During the hurricane season, the news media often reports forecasted losses even before a storm makes landfall. The same was not true during the epic blizzards that impacted the Mid-Atlantic states earlier this month. While there were a number of reports regarding damage to individual structures, few estimates were made regarding aggregate damages.
Official loss estimates for the storms will not be available until next week, but preliminary estimates reported by P&C National Underwriter Magazine peg the total at a minimum of $2 Billion. Each storm is being categorized as a separate catastrophe since each storm is likely to result in at least $25 million in insured losses.
Most of the losses are expected to come from roof damage, broken pipes, and ice dams forming in rain gutters which often result in flooding of structures. Many structures in the Mid-Atlantic and South are not constructed with enough strength to withstand the types of snow loads experienced in recent weeks. Warmer temperatures have returned to the region in recent days which has helped with snow melt.
Business interruption insurance is likely to generate significant losses. Many areas of the Mid-Atlantic were crippled for days which prevented workers from commuting. Many retail businesses had empty shelves for close to a week due to resupply problems caused by snowbound roads.

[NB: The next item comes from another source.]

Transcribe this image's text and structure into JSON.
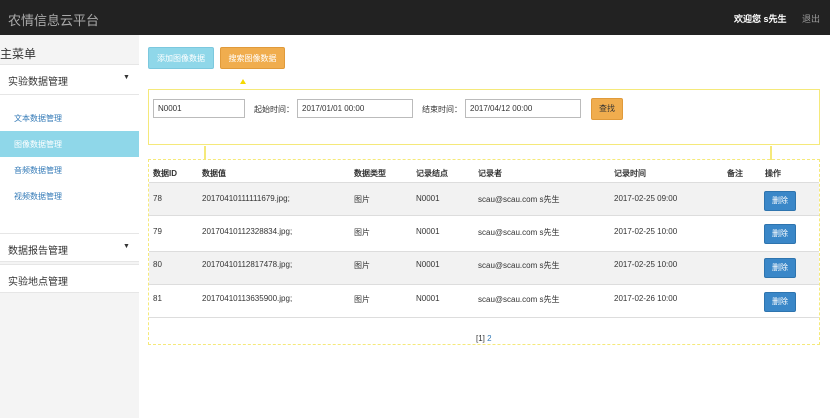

Winter storms typically cause $1 Billion in damages each year and are the third largest cause of catastrophe losses behind hurricanes and tornadoes.